> [Description of the task]: If an entry holds a picture, drop the picture and restate the rest word for word.

(Entries from a dataset of interfaces)
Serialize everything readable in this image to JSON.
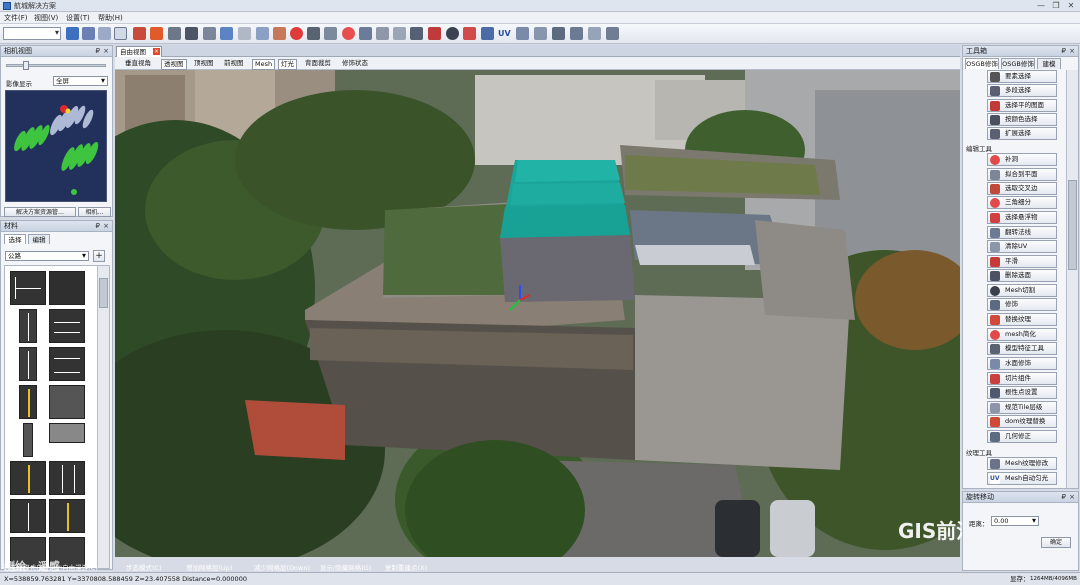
{
  "window": {
    "title": "航城解决方案",
    "minimize": "—",
    "maximize": "❐",
    "close": "✕"
  },
  "menu": [
    "文件(F)",
    "视图(V)",
    "设置(T)",
    "帮助(H)"
  ],
  "toolbar": {
    "uv_label": "UV"
  },
  "camera_panel": {
    "title": "相机视图",
    "pin": "₽",
    "close": "×",
    "display_label": "影像显示",
    "display_value": "全屏",
    "bottom_tabs": [
      "解决方案资源管…",
      "相机…"
    ]
  },
  "material_panel": {
    "title": "材料",
    "pin": "₽",
    "close": "×",
    "tabs": [
      "选择",
      "编辑"
    ],
    "category": "公路",
    "add_button": "+"
  },
  "document": {
    "tab_label": "自由视图",
    "tab_close": "×",
    "view_tabs": [
      "垂直视角",
      "透视图",
      "顶视图",
      "前视图",
      "Mesh",
      "灯光",
      "背面裁剪",
      "修饰状态"
    ],
    "active_view": "透视图"
  },
  "toolbox": {
    "title": "工具箱",
    "pin": "₽",
    "close": "×",
    "tabs": [
      "OSGB修饰",
      "OSGB修饰",
      "建模"
    ],
    "select_tools": [
      "要素选择",
      "多段选择",
      "选择平的图面",
      "按颜色选择",
      "扩展选择"
    ],
    "edit_section": "编辑工具",
    "edit_tools": [
      "补洞",
      "拟合到平面",
      "选取交叉边",
      "三角细分",
      "选择悬浮物",
      "翻转法线",
      "清除UV",
      "平滑",
      "删除选面",
      "Mesh切割",
      "修饰",
      "替换纹理",
      "mesh简化",
      "模型特征工具",
      "水面修饰",
      "切片组件",
      "根性点设置",
      "规范Tile层级",
      "dom纹理替换",
      "几何修正"
    ],
    "texture_section": "纹理工具",
    "texture_tools": [
      "Mesh纹理修改",
      "Mesh自动匀光"
    ]
  },
  "move_panel": {
    "title": "旋转移动",
    "pin": "₽",
    "close": "×",
    "distance_label": "距离：",
    "distance_value": "0.00",
    "confirm": "确定"
  },
  "status": {
    "tabs": [
      "□选择模式(s)",
      "□自由漫游(C)",
      "步态模式(C)",
      "增加网格层(Up)",
      "减少网格层(Down)",
      "显示/隐藏网格(G)",
      "复制重建点(X)"
    ],
    "coords": "X=538859.763281   Y=3370808.588459   Z=23.407558   Distance=0.000000",
    "memory_label": "显存：",
    "memory_value": "1264MB/4096MB"
  },
  "watermark": {
    "text": "GIS前沿",
    "left_text": "测绘 · 遥感"
  },
  "colors": {
    "accent": "#3a77c8",
    "selected": "#ffffff",
    "panel": "#f3f5f9"
  }
}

> [Solution]:
Serialize everything readable in this image to JSON.
{
  "window": {
    "title": "航城解决方案",
    "minimize": "—",
    "maximize": "❐",
    "close": "✕"
  },
  "menu": [
    "文件(F)",
    "视图(V)",
    "设置(T)",
    "帮助(H)"
  ],
  "toolbar": {
    "uv_label": "UV"
  },
  "camera_panel": {
    "title": "相机视图",
    "pin": "₽",
    "close": "×",
    "display_label": "影像显示",
    "display_value": "全屏",
    "bottom_tabs": [
      "解决方案资源管…",
      "相机…"
    ]
  },
  "material_panel": {
    "title": "材料",
    "pin": "₽",
    "close": "×",
    "tabs": [
      "选择",
      "编辑"
    ],
    "category": "公路",
    "add_button": "+"
  },
  "document": {
    "tab_label": "自由视图",
    "tab_close": "×",
    "view_tabs": [
      "垂直视角",
      "透视图",
      "顶视图",
      "前视图",
      "Mesh",
      "灯光",
      "背面裁剪",
      "修饰状态"
    ],
    "active_view": "透视图"
  },
  "toolbox": {
    "title": "工具箱",
    "pin": "₽",
    "close": "×",
    "tabs": [
      "OSGB修饰",
      "OSGB修饰",
      "建模"
    ],
    "select_tools": [
      "要素选择",
      "多段选择",
      "选择平的图面",
      "按颜色选择",
      "扩展选择"
    ],
    "edit_section": "编辑工具",
    "edit_tools": [
      "补洞",
      "拟合到平面",
      "选取交叉边",
      "三角细分",
      "选择悬浮物",
      "翻转法线",
      "清除UV",
      "平滑",
      "删除选面",
      "Mesh切割",
      "修饰",
      "替换纹理",
      "mesh简化",
      "模型特征工具",
      "水面修饰",
      "切片组件",
      "根性点设置",
      "规范Tile层级",
      "dom纹理替换",
      "几何修正"
    ],
    "texture_section": "纹理工具",
    "texture_tools": [
      "Mesh纹理修改",
      "Mesh自动匀光"
    ]
  },
  "move_panel": {
    "title": "旋转移动",
    "pin": "₽",
    "close": "×",
    "distance_label": "距离：",
    "distance_value": "0.00",
    "confirm": "确定"
  },
  "status": {
    "tabs": [
      "□选择模式(s)",
      "□自由漫游(C)",
      "步态模式(C)",
      "增加网格层(Up)",
      "减少网格层(Down)",
      "显示/隐藏网格(G)",
      "复制重建点(X)"
    ],
    "coords": "X=538859.763281   Y=3370808.588459   Z=23.407558   Distance=0.000000",
    "memory_label": "显存：",
    "memory_value": "1264MB/4096MB"
  },
  "watermark": {
    "text": "GIS前沿",
    "left_text": "测绘 · 遥感"
  },
  "colors": {
    "accent": "#3a77c8",
    "selected": "#ffffff",
    "panel": "#f3f5f9"
  }
}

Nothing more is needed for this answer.